I don't consider myself a Buddy scholar or anything, but I know most of his tunes by heart and don't listen to him so much anymore because I think I am OVERfamiliar.

So I am so excited to find Bobby Fuller, who is like a reintroduction to Buddy Holly.

I would like to introduce you now as well. Three point five readers, this is Bobby Fuller.

1. "A New Shade of Blue" Now if this doesn't sound like anything but an homage to Buddy Holly's "Lonesome Tears," I don't know what does. They way he punctuates his stanzas with that pain in his throat, totally Buddy. And his guitar! His guitar is slow in this tune, but has that beautiful southwestern sound that Buddy perfected.

2. "My Own True Love." This is the southwestern style that so many of the early rockers missed out on, being from Louisiana and Mississippi. I thought Buddy had the market cornered on this. But it sounds like Bobby Fuller learned a thing or two.

3. "The Chase" A departure from his rockabilly style to do an instrumental surf beat that reminds me more of Tarantino movies that Buddy Holly. But you can hear on this track just cool his guitar is.

So that's it. Just figured I'd share my new guy with the world. As always, God bless rock and roll. And, not as often, don't mess with Texas.

Monday, June 6, 2011

What was I writing about, again?

It's pouring outside. And lightning. It's a storm that, were I back home, would be dazzling. I'd want to sit on the porch and watch it, Coke in hand, with my parents. But, it's a daily occurrence here, so I just move on with my life.

Actually, I'm annoyed at the thunder that is so loud it shakes my apartment and the rain that draws in mosquitoes.

It's strange how something that used to be such a treat now has become a nuisance.

I was going to write about something interesting. Maybe something witty about my two weeks with Dengue fever. Or about that interesting Kurt Vonnegut essay I just read. Or about what I've learned about John Lennon and Phil Ochs lately.

Maybe later.

Right now I'm grouchy about the rain. And lonely. Worse than lonely. Afraid of being alone.

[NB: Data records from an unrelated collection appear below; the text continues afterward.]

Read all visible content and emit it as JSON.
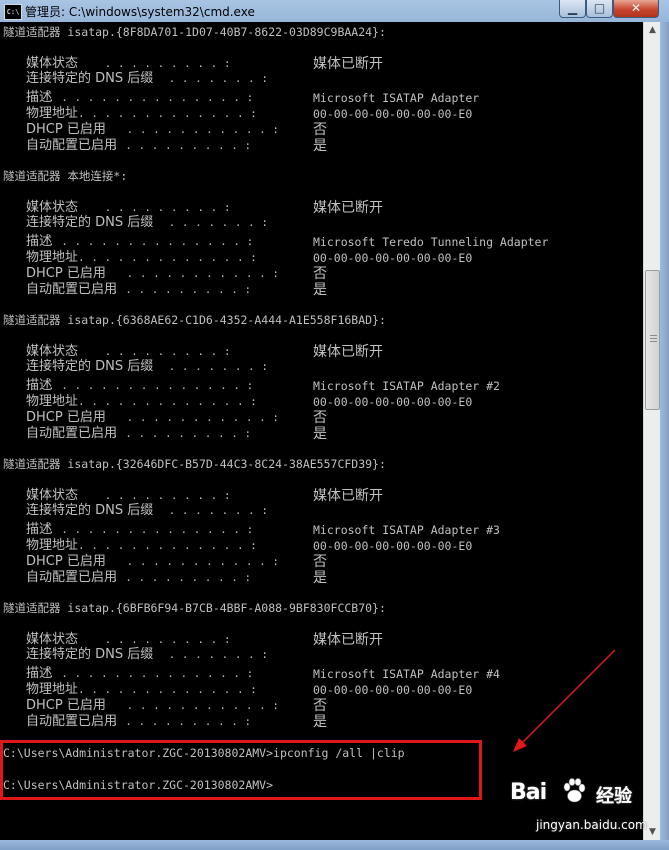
{
  "window": {
    "title": "管理员: C:\\windows\\system32\\cmd.exe",
    "app_icon_text": "C:\\",
    "minimize_glyph": "▁",
    "maximize_glyph": "□",
    "close_glyph": "✕"
  },
  "adapters": [
    {
      "header": "隧道适配器 isatap.{8F8DA701-1D07-40B7-8622-03D89C9BAA24}:",
      "props": [
        {
          "label": "媒体状态",
          "dots": " . . . . . . . . . :",
          "value": "媒体已断开"
        },
        {
          "label": "连接特定的 DNS 后缀",
          "dots": " . . . . . . . :",
          "value": ""
        },
        {
          "label": "描述",
          "dots": ". . . . . . . . . . . . . . . :",
          "value": "Microsoft ISATAP Adapter"
        },
        {
          "label": "物理地址",
          "dots": ". . . . . . . . . . . . . :",
          "value": "00-00-00-00-00-00-00-E0"
        },
        {
          "label": "DHCP 已启用",
          "dots": " . . . . . . . . . . . :",
          "value": "否"
        },
        {
          "label": "自动配置已启用",
          "dots": ". . . . . . . . . . :",
          "value": "是"
        }
      ]
    },
    {
      "header": "隧道适配器 本地连接*:",
      "props": [
        {
          "label": "媒体状态",
          "dots": " . . . . . . . . . :",
          "value": "媒体已断开"
        },
        {
          "label": "连接特定的 DNS 后缀",
          "dots": " . . . . . . . :",
          "value": ""
        },
        {
          "label": "描述",
          "dots": ". . . . . . . . . . . . . . . :",
          "value": "Microsoft Teredo Tunneling Adapter"
        },
        {
          "label": "物理地址",
          "dots": ". . . . . . . . . . . . . :",
          "value": "00-00-00-00-00-00-00-E0"
        },
        {
          "label": "DHCP 已启用",
          "dots": " . . . . . . . . . . . :",
          "value": "否"
        },
        {
          "label": "自动配置已启用",
          "dots": ". . . . . . . . . . :",
          "value": "是"
        }
      ]
    },
    {
      "header": "隧道适配器 isatap.{6368AE62-C1D6-4352-A444-A1E558F16BAD}:",
      "props": [
        {
          "label": "媒体状态",
          "dots": " . . . . . . . . . :",
          "value": "媒体已断开"
        },
        {
          "label": "连接特定的 DNS 后缀",
          "dots": " . . . . . . . :",
          "value": ""
        },
        {
          "label": "描述",
          "dots": ". . . . . . . . . . . . . . . :",
          "value": "Microsoft ISATAP Adapter #2"
        },
        {
          "label": "物理地址",
          "dots": ". . . . . . . . . . . . . :",
          "value": "00-00-00-00-00-00-00-E0"
        },
        {
          "label": "DHCP 已启用",
          "dots": " . . . . . . . . . . . :",
          "value": "否"
        },
        {
          "label": "自动配置已启用",
          "dots": ". . . . . . . . . . :",
          "value": "是"
        }
      ]
    },
    {
      "header": "隧道适配器 isatap.{32646DFC-B57D-44C3-8C24-38AE557CFD39}:",
      "props": [
        {
          "label": "媒体状态",
          "dots": " . . . . . . . . . :",
          "value": "媒体已断开"
        },
        {
          "label": "连接特定的 DNS 后缀",
          "dots": " . . . . . . . :",
          "value": ""
        },
        {
          "label": "描述",
          "dots": ". . . . . . . . . . . . . . . :",
          "value": "Microsoft ISATAP Adapter #3"
        },
        {
          "label": "物理地址",
          "dots": ". . . . . . . . . . . . . :",
          "value": "00-00-00-00-00-00-00-E0"
        },
        {
          "label": "DHCP 已启用",
          "dots": " . . . . . . . . . . . :",
          "value": "否"
        },
        {
          "label": "自动配置已启用",
          "dots": ". . . . . . . . . . :",
          "value": "是"
        }
      ]
    },
    {
      "header": "隧道适配器 isatap.{6BFB6F94-B7CB-4BBF-A088-9BF830FCCB70}:",
      "props": [
        {
          "label": "媒体状态",
          "dots": " . . . . . . . . . :",
          "value": "媒体已断开"
        },
        {
          "label": "连接特定的 DNS 后缀",
          "dots": " . . . . . . . :",
          "value": ""
        },
        {
          "label": "描述",
          "dots": ". . . . . . . . . . . . . . . :",
          "value": "Microsoft ISATAP Adapter #4"
        },
        {
          "label": "物理地址",
          "dots": ". . . . . . . . . . . . . :",
          "value": "00-00-00-00-00-00-00-E0"
        },
        {
          "label": "DHCP 已启用",
          "dots": " . . . . . . . . . . . :",
          "value": "否"
        },
        {
          "label": "自动配置已启用",
          "dots": ". . . . . . . . . . :",
          "value": "是"
        }
      ]
    }
  ],
  "commands": [
    "C:\\Users\\Administrator.ZGC-20130802AMV>ipconfig /all |clip",
    "C:\\Users\\Administrator.ZGC-20130802AMV>"
  ],
  "annotation": {
    "color": "#e01818"
  },
  "watermark": {
    "logo": "Bai",
    "cn": "经验",
    "url": "jingyan.baidu.com"
  },
  "colors": {
    "console_bg": "#000000",
    "console_fg": "#c0c0c0",
    "titlebar": "#a9c4e3"
  }
}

Well, time to watch Planet Earth, be dumbfounded by the greatness of the world around me and wish with my everything that I simply wake up in Omaha, Nebraska.